Prosecutors have the responsible to use their powers with great care and only after consideration. Ei incumbit probatio qui dicit, non qui negat, the burden of proof rests on who asserts, not on who denies. It is the responsibility of the prosecutors to decide when the evident is great enough that the State will bring charges against an individual. By prohibiting double jeopardy, the prosecutor makes sure his case is sound and is forced to not make premature accusations. Without this, the quality of the judiciary will suffer. Knowing that you could possible have a second chance at trying someone completely changes the dynamics surrounding criminal procession.

What makes the Double Jeopardy (Scotland) Bill worse is that it applies ex post facto. This is coupled with a vague general "new evidence" exception so that anyone acquitted of a crime in Scotland ever now faces the uncertainty of their acquittal and faces the worrying prospects of a second trial.

One of the hallmarks of an advanced civilization is a fair and just legal system. These recent developments cause me to question if Scotland has this.

I have supported the SNP in the past on this blog, but this is clearly a huge error of judgement on their behalf.

March 5, 2011

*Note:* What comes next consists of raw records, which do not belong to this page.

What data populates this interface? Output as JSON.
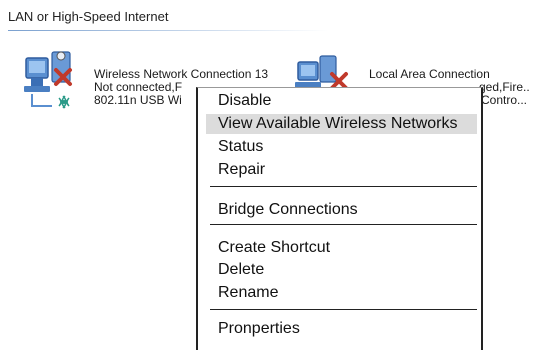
{
  "section": {
    "title": "LAN or High-Speed Internet"
  },
  "connections": [
    {
      "name": "Wireless Network Connection 13",
      "status": "Not connected,F",
      "device": "802.11n USB Wi",
      "icon": "wireless-adapter-disconnected-icon"
    },
    {
      "name": "Local Area Connection",
      "status": "ged,Fire..",
      "device": "Contro...",
      "icon": "lan-adapter-disconnected-icon"
    }
  ],
  "context_menu": {
    "items": [
      "Disable",
      "View Available Wireless Networks",
      "Status",
      "Repair",
      "Bridge Connections",
      "Create Shortcut",
      "Delete",
      "Rename",
      "Pronperties"
    ],
    "selected_index": 1
  },
  "colors": {
    "selection": "#dcdcdc",
    "rule": "#7aa0cf",
    "error_x": "#c0392b"
  }
}
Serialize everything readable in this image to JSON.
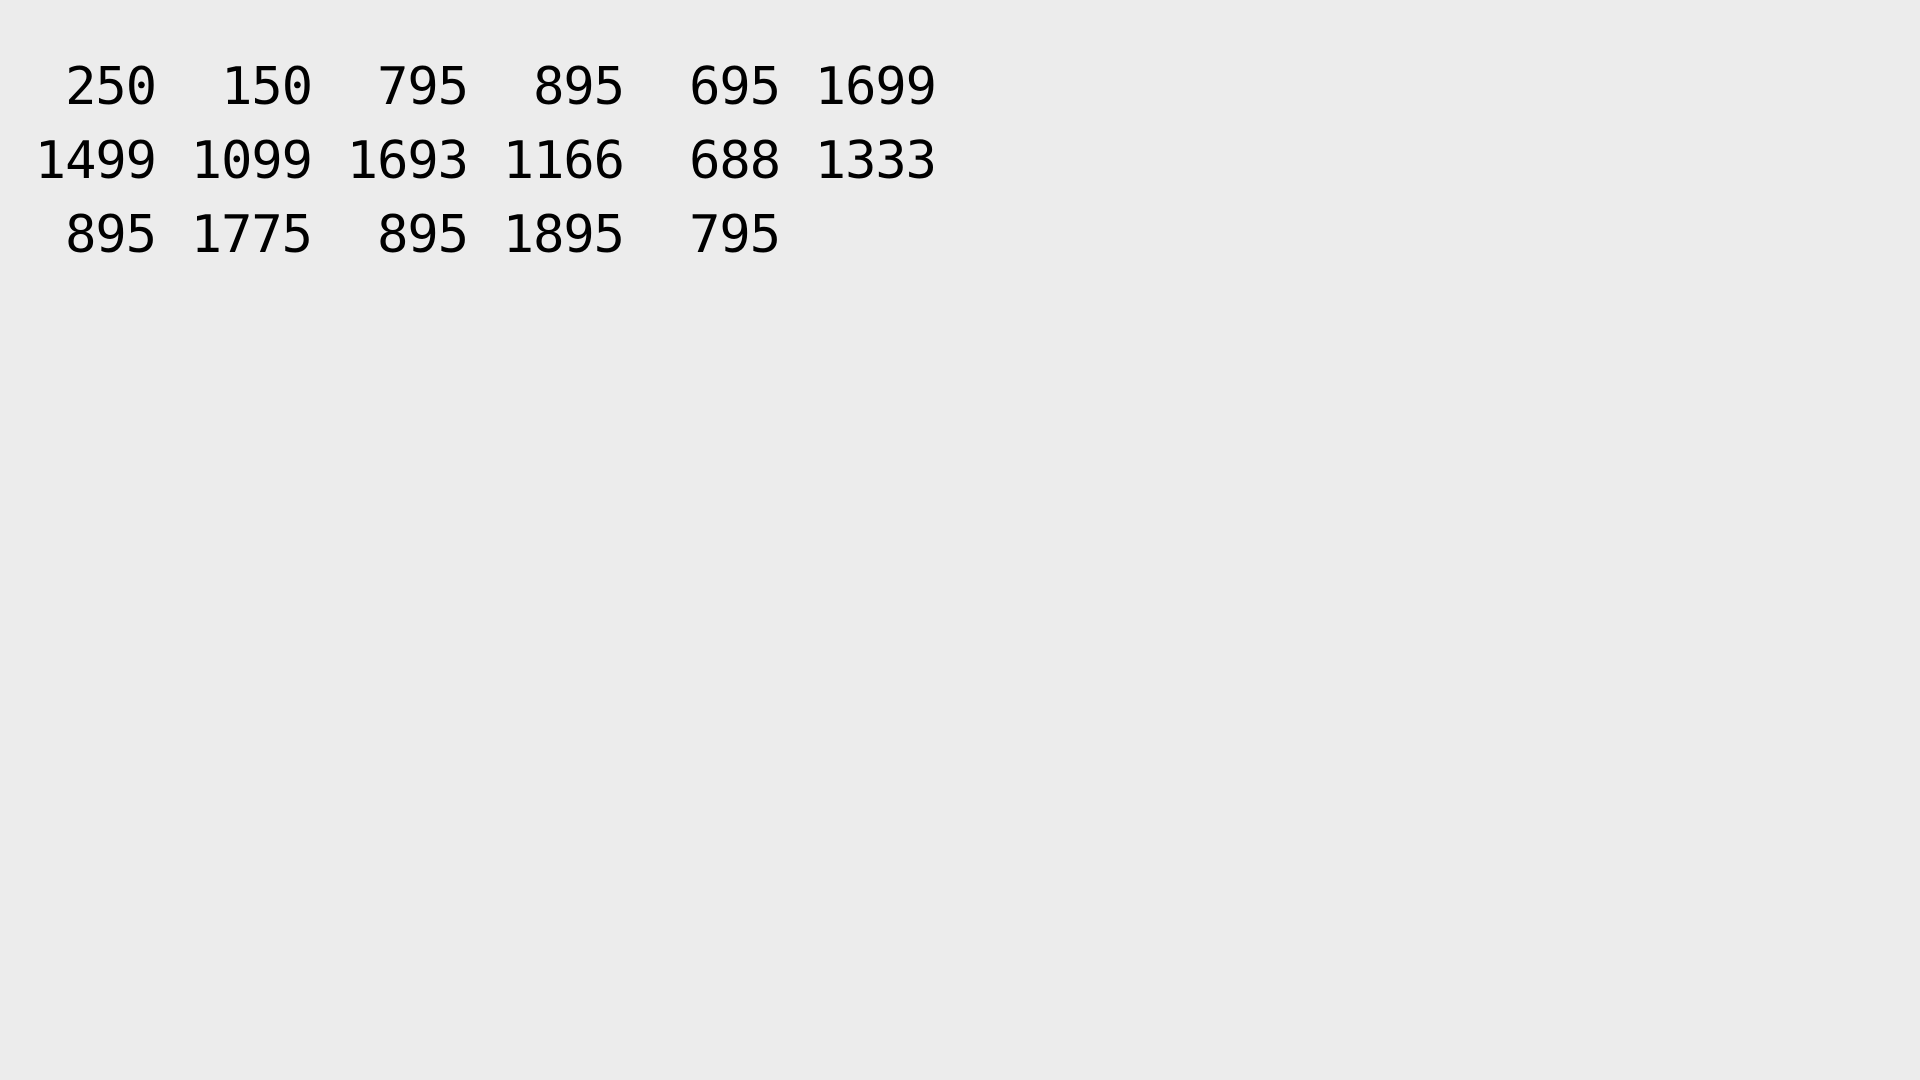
{
  "output": {
    "rows": [
      [
        "250",
        "150",
        "795",
        "895",
        "695",
        "1699"
      ],
      [
        "1499",
        "1099",
        "1693",
        "1166",
        "688",
        "1333"
      ],
      [
        "895",
        "1775",
        "895",
        "1895",
        "795"
      ]
    ]
  }
}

Last weekend I went to Köln, Germany. I visited the Cologne Cathedral and got to climb the one church tower. Before the completion of the Washington Monument, the cathedral in Cologne was the tallest building in the world. The day was a little overcast but you still got a great view of the Rhine and the city. I also went to the Chocolate Museum. It had a working Lindt production line so you could watch up close while they made little chocolate bars and Lindor truffle balls. I ate a couple of really good pretzels and bratwurst and had some Kölsch.

I also went to watch FC Köln play SC Freiburg. Köln won 1-0 with a late goal by Lukas Podolski. The atmosphere at the game was incredible. Possibly the best I have ever seen. The fans in the south stand were chanting/singing the whole game and were incredibly loud at times.

Kölner Dom

March 4, 2011

Cell Phone History

Engadget recently published a story where their staff writers wrote about the first cell phones they owned. It's an interesting read and definitely says something about American culture in the 90s/early 2000s and the evolving role that technology plays in our lives. It is also interesting to see how technology, in the way of mobile phones, provide us with a set of common experiences. Their story prompted me to think about the phones I have owned and used over the years. Read on after the break.